Since we began our work at the Maleku Reserve Dan has been concerned about a serious dog over-population problem. He asked members of the Tribal Council if they would be interested in having a spay/neuter clinic and they all agreed wholeheartedly. Dan got in touch with Judy and during the week of February 14th two clinics were held, on consecutive days, free of charge to pet owners. Above you see Monique, a wonderful, caring veterinarian from Maine who came down with Judy during her vacation to treat animals. These photos were taken by Judy the first day as the team worked under the shade of a “suita” palm roof at a traditional Maleku Rancho.
Everyone turned out, whether they had pets or not. On the second day one lady told me how much she appreciated this great contribution to their community. For many years they have had the serious problem of unwanted animals, it’s pitiful. We neutered almost 50 animals over the two day period. Thank you Judy, Monique and all of the great volunteers who participated in this invaluable service.
Watch for the next blog about the big event Sole Technology is hosting on March 18th at the Maleku Reserve to commemorate the start of the Rio Sol Biological Corridor and the planting of 35,000 trees by LRFF with their help.

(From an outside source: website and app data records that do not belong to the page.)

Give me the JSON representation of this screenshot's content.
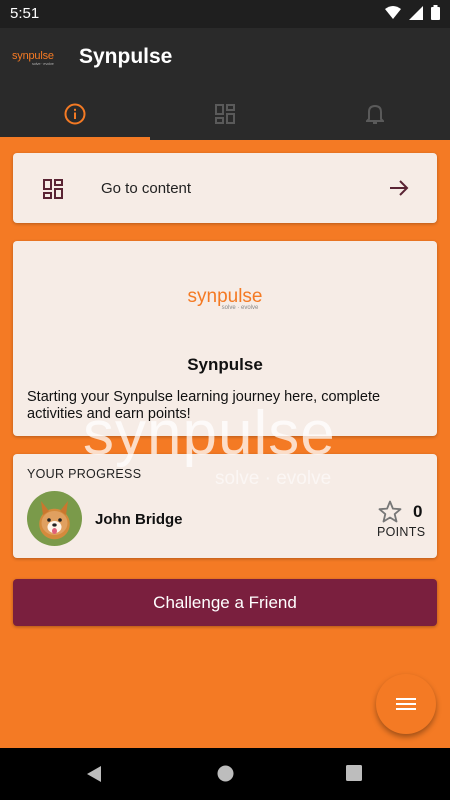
{
  "status_bar": {
    "time": "5:51"
  },
  "app_bar": {
    "logo_text": "synpulse",
    "logo_tagline": "solve · evolve",
    "title": "Synpulse"
  },
  "tabs": [
    {
      "icon": "info-icon",
      "active": true
    },
    {
      "icon": "dashboard-icon",
      "active": false
    },
    {
      "icon": "bell-icon",
      "active": false
    }
  ],
  "go_to_content": {
    "label": "Go to content"
  },
  "about_card": {
    "brand": "synpulse",
    "brand_tagline": "solve · evolve",
    "heading": "Synpulse",
    "description": "Starting your Synpulse learning journey here, complete activities and earn points!"
  },
  "watermark": {
    "text": "synpulse",
    "tagline": "solve · evolve"
  },
  "progress": {
    "label": "YOUR PROGRESS",
    "user_name": "John Bridge",
    "points": "0",
    "points_label": "POINTS"
  },
  "challenge_button": {
    "label": "Challenge a Friend"
  },
  "colors": {
    "accent": "#f47a24",
    "maroon": "#7a1f3e",
    "card": "#f6ece6",
    "bar": "#2a2a2a"
  }
}
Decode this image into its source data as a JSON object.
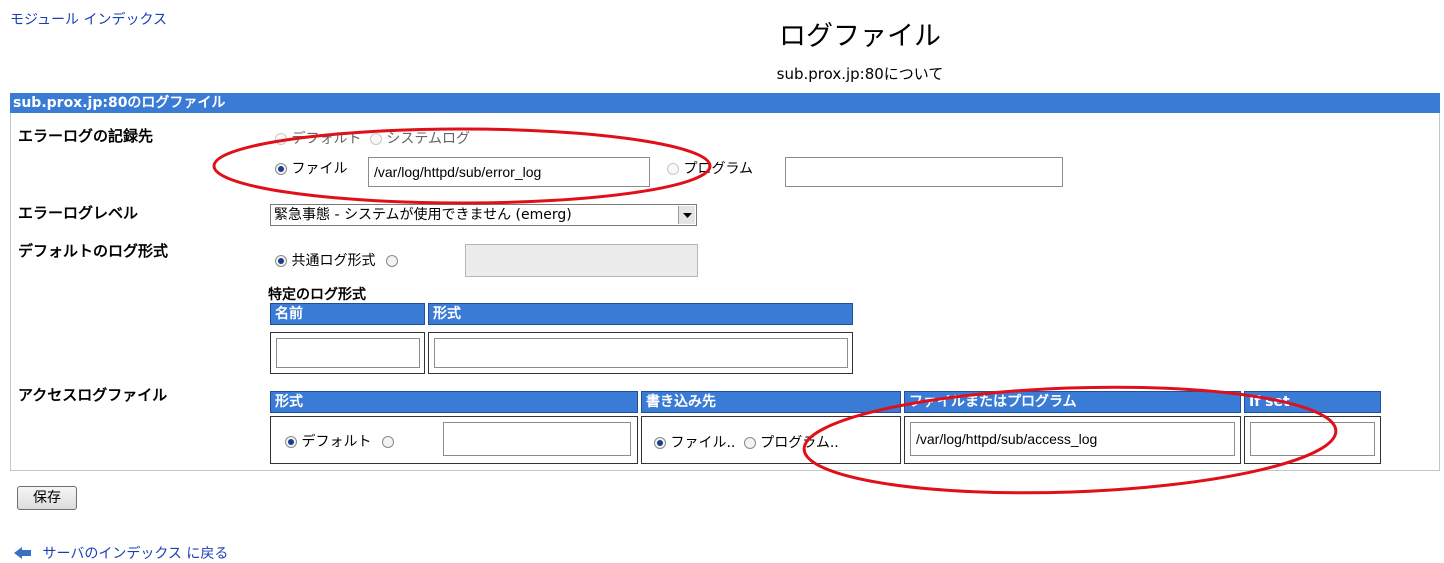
{
  "header": {
    "module_index_link": "モジュール インデックス",
    "title": "ログファイル",
    "subtitle": "sub.prox.jp:80について"
  },
  "section_bar": "sub.prox.jp:80のログファイル",
  "error_log_dest": {
    "label": "エラーログの記録先",
    "opt_default": "デフォルト",
    "opt_syslog": "システムログ",
    "opt_file": "ファイル",
    "file_value": "/var/log/httpd/sub/error_log",
    "opt_program": "プログラム",
    "program_value": ""
  },
  "error_log_level": {
    "label": "エラーログレベル",
    "selected": "緊急事態 - システムが使用できません (emerg)"
  },
  "default_log_format": {
    "label": "デフォルトのログ形式",
    "opt_common": "共通ログ形式",
    "custom_value": "",
    "specific_title": "特定のログ形式",
    "col_name": "名前",
    "col_format": "形式",
    "name_value": "",
    "format_value": ""
  },
  "access_log": {
    "label": "アクセスログファイル",
    "col_format": "形式",
    "col_dest": "書き込み先",
    "col_file_or_program": "ファイルまたはプログラム",
    "col_if_set": "If set",
    "opt_default": "デフォルト",
    "format_value": "",
    "opt_file": "ファイル..",
    "opt_program": "プログラム..",
    "path_value": "/var/log/httpd/sub/access_log",
    "if_set_value": ""
  },
  "save_button": "保存",
  "footer": {
    "back_link": "サーバのインデックス に戻る"
  },
  "colors": {
    "header_bar": "#3a7bd5",
    "annotation": "#e0101a",
    "link": "#1a3fb0"
  }
}
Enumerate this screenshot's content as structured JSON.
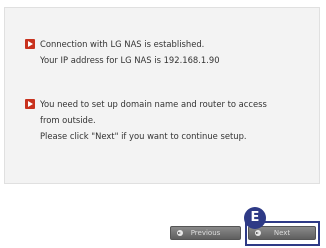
{
  "messages": [
    {
      "lines": [
        "Connection with LG NAS is established.",
        "Your IP address for LG NAS is 192.168.1.90"
      ]
    },
    {
      "lines": [
        "You need to set up domain name and router to access",
        "from outside.",
        "Please click \"Next\" if you want to continue setup."
      ]
    }
  ],
  "buttons": {
    "previous_label": "Previous",
    "next_label": "Next"
  },
  "callout": {
    "label": "E"
  },
  "colors": {
    "bullet": "#c8321e",
    "callout": "#2e3a86",
    "panel_bg": "#f3f3f3"
  }
}
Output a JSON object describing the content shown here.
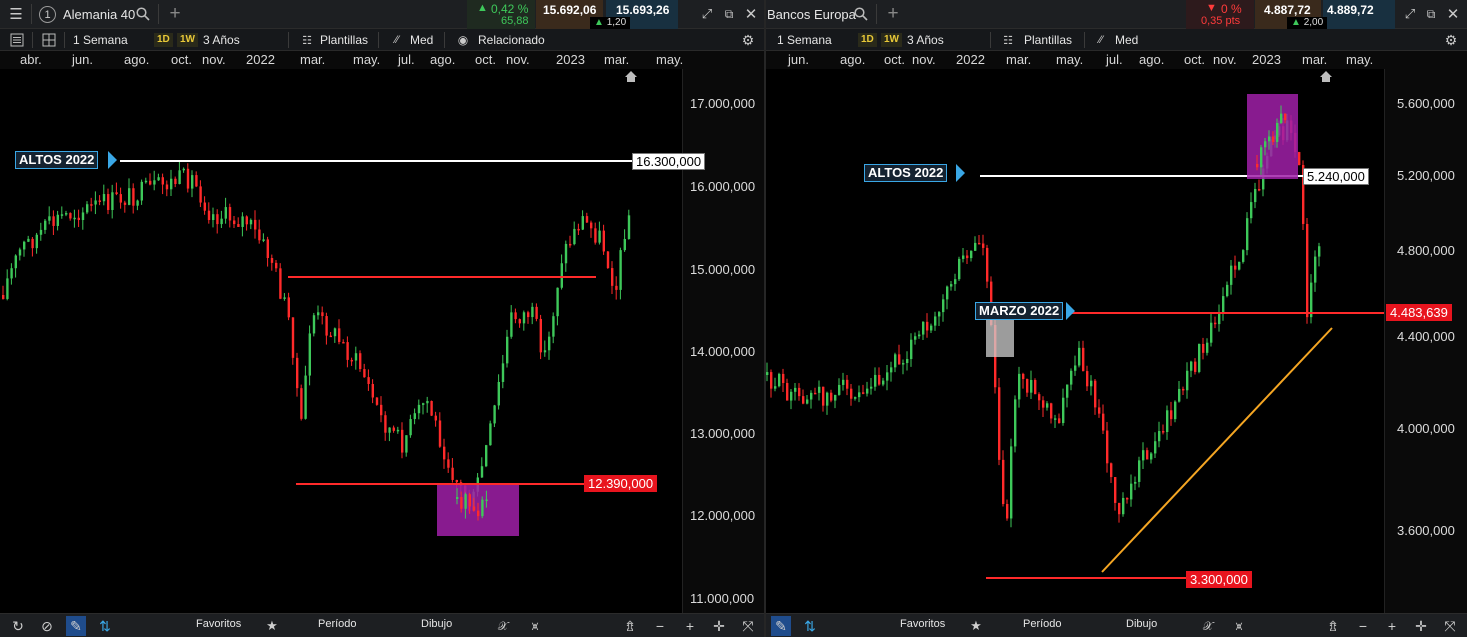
{
  "left": {
    "instrument": "Alemania 40",
    "slot_number": "1",
    "change_pct": "0,42 %",
    "change_pts": "65,88",
    "sell_price": "15.692,06",
    "buy_price": "15.693,26",
    "spread": "1,20",
    "timeframe": "1 Semana",
    "interval_1d": "1D",
    "interval_1w": "1W",
    "range": "3 Años",
    "templates": "Plantillas",
    "indicator": "Med",
    "related": "Relacionado",
    "months": [
      "abr.",
      "jun.",
      "ago.",
      "oct.",
      "nov.",
      "2022",
      "mar.",
      "may.",
      "jul.",
      "ago.",
      "oct.",
      "nov.",
      "2023",
      "mar.",
      "may."
    ],
    "y_ticks": [
      "17.000,000",
      "16.000,000",
      "15.000,000",
      "14.000,000",
      "13.000,000",
      "12.000,000",
      "11.000,000"
    ],
    "tag_label": "ALTOS 2022",
    "high_line_value": "16.300,000",
    "low_line_value": "12.390,000",
    "bottom": {
      "favorites": "Favoritos",
      "period": "Período",
      "drawing": "Dibujo"
    }
  },
  "right": {
    "instrument": "Bancos Europa",
    "change_pct": "0 %",
    "change_pts": "0,35 pts",
    "sell_price": "4.887,72",
    "buy_price": "4.889,72",
    "spread": "2,00",
    "timeframe": "1 Semana",
    "interval_1d": "1D",
    "interval_1w": "1W",
    "range": "3 Años",
    "templates": "Plantillas",
    "indicator": "Med",
    "months": [
      "jun.",
      "ago.",
      "oct.",
      "nov.",
      "2022",
      "mar.",
      "may.",
      "jul.",
      "ago.",
      "oct.",
      "nov.",
      "2023",
      "mar.",
      "may."
    ],
    "y_ticks": [
      "5.600,000",
      "5.200,000",
      "4.800,000",
      "4.400,000",
      "4.000,000",
      "3.600,000"
    ],
    "tag_high": "ALTOS 2022",
    "tag_march": "MARZO 2022",
    "high_line_value": "5.240,000",
    "march_line_value": "4.483,639",
    "low_line_value": "3.300,000",
    "bottom": {
      "favorites": "Favoritos",
      "period": "Período",
      "drawing": "Dibujo"
    }
  },
  "colors": {
    "up": "#3ec85a",
    "down": "#ff2a2a",
    "magenta": "#a020a8",
    "accent": "#3aa7e6",
    "trend": "#f5a623"
  }
}
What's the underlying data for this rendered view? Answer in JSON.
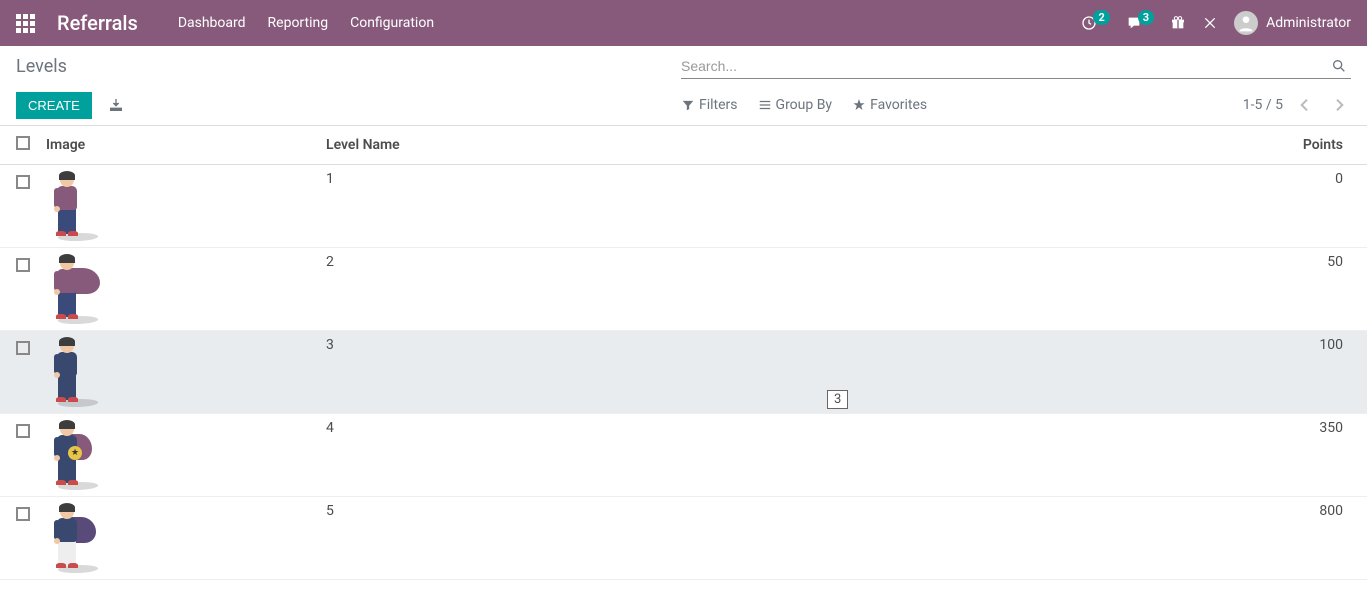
{
  "navbar": {
    "brand": "Referrals",
    "links": [
      "Dashboard",
      "Reporting",
      "Configuration"
    ],
    "activities_badge": "2",
    "messages_badge": "3",
    "user_name": "Administrator"
  },
  "breadcrumb": "Levels",
  "search": {
    "placeholder": "Search..."
  },
  "buttons": {
    "create": "Create"
  },
  "search_options": {
    "filters": "Filters",
    "group_by": "Group By",
    "favorites": "Favorites"
  },
  "pager": {
    "range": "1-5 / 5"
  },
  "columns": {
    "image": "Image",
    "level_name": "Level Name",
    "points": "Points"
  },
  "rows": [
    {
      "name": "1",
      "points": "0"
    },
    {
      "name": "2",
      "points": "50"
    },
    {
      "name": "3",
      "points": "100"
    },
    {
      "name": "4",
      "points": "350"
    },
    {
      "name": "5",
      "points": "800"
    }
  ],
  "tooltip": "3",
  "colors": {
    "primary": "#875A7B",
    "teal": "#00A09D"
  }
}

Plans for the event are grand with many dignitaries, media and both the skateboard and surf teams for etnies here.
All of these happenings come from the true intention we all put into this work. From that comes more and more success, a broader audience and subsequently more support for our work. So come on everybody…
LET’S GET PLANTING!!